## WORK ORDER
The data below is to be retyped exactly, line by line.

DATA EXTRACTS START

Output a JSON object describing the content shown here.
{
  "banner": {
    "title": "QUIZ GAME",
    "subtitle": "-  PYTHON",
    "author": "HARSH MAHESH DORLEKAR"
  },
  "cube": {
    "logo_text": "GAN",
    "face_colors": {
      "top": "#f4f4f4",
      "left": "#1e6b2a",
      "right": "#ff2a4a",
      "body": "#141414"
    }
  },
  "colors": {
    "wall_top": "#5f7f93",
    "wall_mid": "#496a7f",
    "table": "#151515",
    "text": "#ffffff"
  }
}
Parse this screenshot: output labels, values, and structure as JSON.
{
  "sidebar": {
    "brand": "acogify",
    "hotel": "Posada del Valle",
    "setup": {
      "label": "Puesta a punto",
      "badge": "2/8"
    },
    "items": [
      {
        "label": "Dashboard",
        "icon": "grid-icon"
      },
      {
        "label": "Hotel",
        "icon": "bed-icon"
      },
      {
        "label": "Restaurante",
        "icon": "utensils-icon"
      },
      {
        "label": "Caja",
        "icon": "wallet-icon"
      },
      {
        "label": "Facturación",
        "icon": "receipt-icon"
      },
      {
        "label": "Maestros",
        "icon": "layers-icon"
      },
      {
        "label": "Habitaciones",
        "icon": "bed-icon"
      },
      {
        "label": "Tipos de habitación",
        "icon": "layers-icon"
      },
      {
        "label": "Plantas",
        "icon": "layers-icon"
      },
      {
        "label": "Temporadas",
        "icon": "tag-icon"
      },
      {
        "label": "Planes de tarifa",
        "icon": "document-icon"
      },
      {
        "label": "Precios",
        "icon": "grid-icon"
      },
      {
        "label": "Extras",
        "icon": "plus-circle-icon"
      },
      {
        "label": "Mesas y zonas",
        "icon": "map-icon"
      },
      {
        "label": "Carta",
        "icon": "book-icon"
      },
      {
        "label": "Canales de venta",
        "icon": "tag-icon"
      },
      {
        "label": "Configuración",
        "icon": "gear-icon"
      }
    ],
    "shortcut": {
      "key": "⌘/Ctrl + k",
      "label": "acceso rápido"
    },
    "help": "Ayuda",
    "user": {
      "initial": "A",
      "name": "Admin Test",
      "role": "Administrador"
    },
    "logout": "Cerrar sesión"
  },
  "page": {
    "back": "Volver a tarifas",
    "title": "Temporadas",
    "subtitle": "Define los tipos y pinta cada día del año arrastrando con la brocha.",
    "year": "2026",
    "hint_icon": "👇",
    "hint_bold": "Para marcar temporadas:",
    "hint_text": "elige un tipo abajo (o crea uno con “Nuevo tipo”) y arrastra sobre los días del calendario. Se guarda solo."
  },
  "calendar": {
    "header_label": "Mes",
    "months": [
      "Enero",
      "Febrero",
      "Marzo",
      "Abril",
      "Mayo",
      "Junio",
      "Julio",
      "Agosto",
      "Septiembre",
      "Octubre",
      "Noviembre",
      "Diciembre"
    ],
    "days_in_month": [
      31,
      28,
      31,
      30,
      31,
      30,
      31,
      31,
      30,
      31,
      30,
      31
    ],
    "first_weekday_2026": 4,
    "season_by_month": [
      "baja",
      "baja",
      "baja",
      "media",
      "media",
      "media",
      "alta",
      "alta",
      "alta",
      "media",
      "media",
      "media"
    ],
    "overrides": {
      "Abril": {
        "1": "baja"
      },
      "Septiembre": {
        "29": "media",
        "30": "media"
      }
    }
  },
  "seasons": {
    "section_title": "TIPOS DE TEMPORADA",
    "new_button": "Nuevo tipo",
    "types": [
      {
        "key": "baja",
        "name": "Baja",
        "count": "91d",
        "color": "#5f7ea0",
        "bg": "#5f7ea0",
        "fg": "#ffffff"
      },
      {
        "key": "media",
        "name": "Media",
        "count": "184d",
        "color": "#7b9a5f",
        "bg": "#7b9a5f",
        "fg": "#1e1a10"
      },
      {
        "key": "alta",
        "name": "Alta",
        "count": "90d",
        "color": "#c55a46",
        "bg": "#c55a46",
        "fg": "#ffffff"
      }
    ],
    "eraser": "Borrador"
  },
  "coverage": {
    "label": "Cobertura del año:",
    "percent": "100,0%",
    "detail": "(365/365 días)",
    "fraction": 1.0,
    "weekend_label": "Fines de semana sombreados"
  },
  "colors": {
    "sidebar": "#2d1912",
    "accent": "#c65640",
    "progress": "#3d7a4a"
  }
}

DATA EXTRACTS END

## SOLUTION FOR THIS PROBLEM
Output a JSON object describing the content shown here.
{
  "banner": {
    "title": "QUIZ GAME",
    "subtitle": "-  PYTHON",
    "author": "HARSH MAHESH DORLEKAR"
  },
  "cube": {
    "logo_text": "GAN",
    "face_colors": {
      "top": "#f4f4f4",
      "left": "#1e6b2a",
      "right": "#ff2a4a",
      "body": "#141414"
    }
  },
  "colors": {
    "wall_top": "#5f7f93",
    "wall_mid": "#496a7f",
    "table": "#151515",
    "text": "#ffffff"
  }
}
Parse this screenshot: output labels, values, and structure as JSON.
{
  "sidebar": {
    "brand": "acogify",
    "hotel": "Posada del Valle",
    "setup": {
      "label": "Puesta a punto",
      "badge": "2/8"
    },
    "items": [
      {
        "label": "Dashboard",
        "icon": "grid-icon"
      },
      {
        "label": "Hotel",
        "icon": "bed-icon"
      },
      {
        "label": "Restaurante",
        "icon": "utensils-icon"
      },
      {
        "label": "Caja",
        "icon": "wallet-icon"
      },
      {
        "label": "Facturación",
        "icon": "receipt-icon"
      },
      {
        "label": "Maestros",
        "icon": "layers-icon"
      },
      {
        "label": "Habitaciones",
        "icon": "bed-icon"
      },
      {
        "label": "Tipos de habitación",
        "icon": "layers-icon"
      },
      {
        "label": "Plantas",
        "icon": "layers-icon"
      },
      {
        "label": "Temporadas",
        "icon": "tag-icon"
      },
      {
        "label": "Planes de tarifa",
        "icon": "document-icon"
      },
      {
        "label": "Precios",
        "icon": "grid-icon"
      },
      {
        "label": "Extras",
        "icon": "plus-circle-icon"
      },
      {
        "label": "Mesas y zonas",
        "icon": "map-icon"
      },
      {
        "label": "Carta",
        "icon": "book-icon"
      },
      {
        "label": "Canales de venta",
        "icon": "tag-icon"
      },
      {
        "label": "Configuración",
        "icon": "gear-icon"
      }
    ],
    "shortcut": {
      "key": "⌘/Ctrl + k",
      "label": "acceso rápido"
    },
    "help": "Ayuda",
    "user": {
      "initial": "A",
      "name": "Admin Test",
      "role": "Administrador"
    },
    "logout": "Cerrar sesión"
  },
  "page": {
    "back": "Volver a tarifas",
    "title": "Temporadas",
    "subtitle": "Define los tipos y pinta cada día del año arrastrando con la brocha.",
    "year": "2026",
    "hint_icon": "👇",
    "hint_bold": "Para marcar temporadas:",
    "hint_text": "elige un tipo abajo (o crea uno con “Nuevo tipo”) y arrastra sobre los días del calendario. Se guarda solo."
  },
  "calendar": {
    "header_label": "Mes",
    "months": [
      "Enero",
      "Febrero",
      "Marzo",
      "Abril",
      "Mayo",
      "Junio",
      "Julio",
      "Agosto",
      "Septiembre",
      "Octubre",
      "Noviembre",
      "Diciembre"
    ],
    "days_in_month": [
      31,
      28,
      31,
      30,
      31,
      30,
      31,
      31,
      30,
      31,
      30,
      31
    ],
    "first_weekday_2026": 4,
    "season_by_month": [
      "baja",
      "baja",
      "baja",
      "media",
      "media",
      "media",
      "alta",
      "alta",
      "alta",
      "media",
      "media",
      "media"
    ],
    "overrides": {
      "Abril": {
        "1": "baja"
      },
      "Septiembre": {
        "29": "media",
        "30": "media"
      }
    }
  },
  "seasons": {
    "section_title": "TIPOS DE TEMPORADA",
    "new_button": "Nuevo tipo",
    "types": [
      {
        "key": "baja",
        "name": "Baja",
        "count": "91d",
        "color": "#5f7ea0",
        "bg": "#5f7ea0",
        "fg": "#ffffff"
      },
      {
        "key": "media",
        "name": "Media",
        "count": "184d",
        "color": "#7b9a5f",
        "bg": "#7b9a5f",
        "fg": "#1e1a10"
      },
      {
        "key": "alta",
        "name": "Alta",
        "count": "90d",
        "color": "#c55a46",
        "bg": "#c55a46",
        "fg": "#ffffff"
      }
    ],
    "eraser": "Borrador"
  },
  "coverage": {
    "label": "Cobertura del año:",
    "percent": "100,0%",
    "detail": "(365/365 días)",
    "fraction": 1.0,
    "weekend_label": "Fines de semana sombreados"
  },
  "colors": {
    "sidebar": "#2d1912",
    "accent": "#c65640",
    "progress": "#3d7a4a"
  }
}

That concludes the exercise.